No, not really. Based on the following definitions taken from the CarInsurance.com web site you will see that the two terms are very similar. The loss payee and a lienholder may be separate entities or they may be both. To explain this let us look at each.
Loss Payee . A person or entity with a legally secured insurable interest in another's property, usually a financial institution that loaned money to buy a car. The car is the loan collateral. If the auto is damaged in an accident, loss payments will be made to you and to the loss payee on your policy.
Examples of a loss payee can be a co owner or co signer on a vehicle who has an insurable interest in the property, an individual with whom a financial agreement has been made securing the property as collateral such as a personal sale or a temporary personal loan. A loss payee can also be a financial institution like a bank or finance company who loaned the funds for the purchase.
Lien holder . A person or organization with a financial
interest in property up to the amount of money borrowed or still owed on the property.
Examples of a lienholder would be a bank, finance company, credit union or other party to whom funds are owed as payment for the property
The difference is such, the loss payee does not have to own the property they simply have an insurable interest in it. A lienholder owns the property until payment for the property has been made in total. For this reason, a lienholder may also be considered a loss payee. If there is a loss payee, a lienholder, or an insurable interest on your vehicle please be sure to list them on your car insurance policy.
When you finance or lease a vehicle you will be required to carry types of car insurance other than the minimum liability limits required by your state.

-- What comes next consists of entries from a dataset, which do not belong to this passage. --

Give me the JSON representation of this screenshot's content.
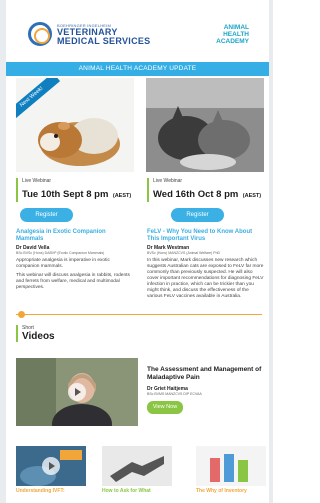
{
  "header": {
    "brand_small": "BOEHRINGER INGELHEIM",
    "brand_line1": "VETERINARY",
    "brand_line2": "MEDICAL SERVICES",
    "academy_line1": "ANIMAL",
    "academy_line2": "HEALTH",
    "academy_line3": "ACADEMY"
  },
  "banner": {
    "title": "ANIMAL HEALTH ACADEMY UPDATE"
  },
  "hero": {
    "ribbon": "Next Week!"
  },
  "webinars": [
    {
      "type": "Live Webinar",
      "date": "Tue 10th Sept 8 pm",
      "tz": "(AEST)",
      "button": "Register",
      "title": "Analgesia in Exotic Companion Mammals",
      "presenter": "Dr David Vella",
      "creds": "BSc BVSc (Hons) DABVP (Exotic Companion Mammals)",
      "paragraphs": [
        "Appropriate analgesia is imperative in exotic companion mammals.",
        "This webinar will discuss analgesia in rabbits, rodents and ferrets from welfare, medical and multimodal perspectives."
      ]
    },
    {
      "type": "Live Webinar",
      "date": "Wed 16th Oct 8 pm",
      "tz": "(AEST)",
      "button": "Register",
      "title": "FeLV - Why You Need to Know About This Important Virus",
      "presenter": "Dr Mark Westman",
      "creds": "BVSc (Hons) MANZCVS (Animal Welfare) PhD",
      "paragraphs": [
        "In this webinar, Mark discusses new research which suggests Australian cats are exposed to FeLV far more commonly than previously suspected. He will also cover important recommendations for diagnosing FeLV infection in practice, which can be trickier than you might think, and discuss the effectiveness of the various FeLV vaccines available in Australia."
      ]
    }
  ],
  "videos": {
    "label": "Short",
    "heading": "Videos",
    "feature": {
      "title": "The Assessment and Management of Maladaptive Pain",
      "presenter": "Dr Griet Haitjema",
      "creds": "BSc BVMS MANZCVS DIP ECVAA",
      "button": "View Now"
    },
    "thumbs": [
      {
        "label": "Understanding IVFT:"
      },
      {
        "label": "How to Ask for What"
      },
      {
        "label": "The Why of Inventory"
      }
    ]
  },
  "colors": {
    "accent_blue": "#34aee4",
    "accent_green": "#8ac643",
    "accent_orange": "#f2a63a",
    "brand_navy": "#24539a"
  }
}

Your lienholder or leasing company will require you carry physical damage coverages of collision and comprehensive as well. The best way to make sure that you receive the best rates is to compare car insurance rates with multiple insurance providers.